The topic of souls came up in conversation with friends. In the west, we debate if animals have souls and talk of loosing one’s soul, splitting the soul, and so forth. A lot of that is confusing a sense of self driven by mind with the eternal, untouchable soul.
The Vedas contain several philosophies with some variation on this topic. But generally, soul is seen as equivalent to jiva, a living being with life force. In other words, a dog and a plant have a soul but a chair does not. Even though everything arises in and of consciousness, it takes a jiva to activate a chakra system and allow life force to move through a being. When we die, the jiva leaves and the body becomes inert and lifeless.
But a dog or plant have different levels of expression of a soul. For example, how many senses does a life form express? How much self-awareness does it have?
As humans, we can do well on that count. We can experience our soul as breath and as a light in the heart. But the second requires some refined perception and some clearing of protective resistance.
Jiva or soul is distinct from ego. Ahamkara is the sense of individuality that comes from the intellect recognizing the distinction of self and other. This arises as a process in childhood as we distinguish ourselves as distinct from objects and mother.
The difficulty arises when we identify with that distinction; when our sense of self is driven by our sense of individuality. This leads to separation, conflict, and so forth. Based in the mind, it also leads to a lot of stories.
The Vedas see Jiva as a subset of Atman, the universal Self or universal soul. Atman is defined here as universal consciousness aware of itself.

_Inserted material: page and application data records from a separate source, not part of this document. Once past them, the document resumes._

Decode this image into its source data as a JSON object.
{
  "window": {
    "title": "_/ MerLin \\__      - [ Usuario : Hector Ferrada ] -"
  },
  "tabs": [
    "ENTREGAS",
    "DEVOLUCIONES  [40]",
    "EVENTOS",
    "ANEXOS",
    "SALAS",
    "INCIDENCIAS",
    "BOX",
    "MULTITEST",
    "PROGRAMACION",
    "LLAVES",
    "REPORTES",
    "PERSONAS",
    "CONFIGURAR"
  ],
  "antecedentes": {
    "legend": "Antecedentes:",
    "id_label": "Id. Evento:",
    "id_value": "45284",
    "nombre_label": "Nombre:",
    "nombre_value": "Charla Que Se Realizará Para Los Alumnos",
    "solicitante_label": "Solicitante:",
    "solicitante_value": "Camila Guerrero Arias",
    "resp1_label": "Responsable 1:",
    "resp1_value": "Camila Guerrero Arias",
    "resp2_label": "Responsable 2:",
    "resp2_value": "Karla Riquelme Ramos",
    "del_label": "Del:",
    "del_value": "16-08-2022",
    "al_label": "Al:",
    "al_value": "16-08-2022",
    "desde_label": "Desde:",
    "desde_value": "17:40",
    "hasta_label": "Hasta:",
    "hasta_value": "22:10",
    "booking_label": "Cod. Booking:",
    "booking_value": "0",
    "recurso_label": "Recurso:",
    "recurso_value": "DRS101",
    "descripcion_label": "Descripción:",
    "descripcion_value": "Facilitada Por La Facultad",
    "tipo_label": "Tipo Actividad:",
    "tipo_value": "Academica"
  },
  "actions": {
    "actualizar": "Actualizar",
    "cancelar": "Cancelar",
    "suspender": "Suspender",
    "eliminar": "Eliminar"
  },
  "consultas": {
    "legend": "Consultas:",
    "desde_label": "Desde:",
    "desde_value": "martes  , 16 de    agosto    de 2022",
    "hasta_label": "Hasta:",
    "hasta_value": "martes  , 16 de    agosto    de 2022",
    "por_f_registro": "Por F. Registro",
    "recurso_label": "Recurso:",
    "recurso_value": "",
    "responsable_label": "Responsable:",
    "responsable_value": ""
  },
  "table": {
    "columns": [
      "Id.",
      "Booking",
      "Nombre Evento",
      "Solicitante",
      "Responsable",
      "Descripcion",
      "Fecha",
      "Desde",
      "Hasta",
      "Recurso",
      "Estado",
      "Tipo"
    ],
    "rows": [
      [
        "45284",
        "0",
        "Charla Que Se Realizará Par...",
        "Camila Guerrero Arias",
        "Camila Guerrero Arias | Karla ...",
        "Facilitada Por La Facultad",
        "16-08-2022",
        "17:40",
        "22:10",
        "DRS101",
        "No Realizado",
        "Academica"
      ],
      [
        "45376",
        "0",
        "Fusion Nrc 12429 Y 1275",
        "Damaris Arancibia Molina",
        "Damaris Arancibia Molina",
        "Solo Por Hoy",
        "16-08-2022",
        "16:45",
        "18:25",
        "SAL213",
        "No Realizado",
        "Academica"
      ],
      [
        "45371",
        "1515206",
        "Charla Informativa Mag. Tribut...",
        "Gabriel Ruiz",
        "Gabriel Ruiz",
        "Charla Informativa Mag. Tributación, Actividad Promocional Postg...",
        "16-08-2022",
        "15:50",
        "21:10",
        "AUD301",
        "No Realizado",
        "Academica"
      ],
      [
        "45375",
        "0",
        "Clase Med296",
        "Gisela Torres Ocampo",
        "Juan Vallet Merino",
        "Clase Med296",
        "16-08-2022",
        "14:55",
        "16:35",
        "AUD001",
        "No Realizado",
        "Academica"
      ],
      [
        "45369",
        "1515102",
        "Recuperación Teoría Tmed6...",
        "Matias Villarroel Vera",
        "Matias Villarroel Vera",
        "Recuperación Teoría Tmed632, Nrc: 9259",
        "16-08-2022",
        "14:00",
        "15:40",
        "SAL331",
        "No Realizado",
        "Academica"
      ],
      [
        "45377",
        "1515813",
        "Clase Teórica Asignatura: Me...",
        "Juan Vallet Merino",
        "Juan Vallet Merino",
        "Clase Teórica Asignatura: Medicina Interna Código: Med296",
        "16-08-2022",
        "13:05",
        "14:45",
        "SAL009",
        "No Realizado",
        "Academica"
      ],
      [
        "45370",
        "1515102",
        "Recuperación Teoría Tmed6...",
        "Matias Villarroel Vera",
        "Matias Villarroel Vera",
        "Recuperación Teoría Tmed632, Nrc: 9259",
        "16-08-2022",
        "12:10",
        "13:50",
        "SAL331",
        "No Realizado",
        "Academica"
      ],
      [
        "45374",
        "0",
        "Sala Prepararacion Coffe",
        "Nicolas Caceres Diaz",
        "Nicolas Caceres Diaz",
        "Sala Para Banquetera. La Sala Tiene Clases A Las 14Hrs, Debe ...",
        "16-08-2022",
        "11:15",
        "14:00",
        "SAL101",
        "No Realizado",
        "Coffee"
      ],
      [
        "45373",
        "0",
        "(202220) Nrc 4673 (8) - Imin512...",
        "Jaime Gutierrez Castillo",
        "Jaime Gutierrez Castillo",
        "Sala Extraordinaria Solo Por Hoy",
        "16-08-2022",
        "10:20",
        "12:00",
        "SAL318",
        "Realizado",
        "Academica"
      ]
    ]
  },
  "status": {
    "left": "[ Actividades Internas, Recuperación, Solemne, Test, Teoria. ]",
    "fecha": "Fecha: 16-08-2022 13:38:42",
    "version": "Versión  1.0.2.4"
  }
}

In the experience here, Consciousness (atman) is aware of itself both globally and at every point. Each of those points has the potential to become a jiva, expressed into a living being – but not all of them are.
What determines which become jivas? I’d describe that as divine shaktis, the flows of divinity that bring intelligence, direction, and form into neutral consciousness.
Shakti stirs Shiva. Consciousness awakens to its own fullness.
Without a jiva, there is no life. Without consciousness, there is no jiva. Without Divinity, there is no alive consciousness which creates life. Our very breath depends on Divinity.
Note that our soul is joined to divinity by a thread that comes down through the top of the head within sushumna. It comes down through the layers of creation, connecting us together. It’s like the soul is a leaf on a massive tree. There is also a second thread that comes in directly from divinity into the chest, grounding the soul in this form.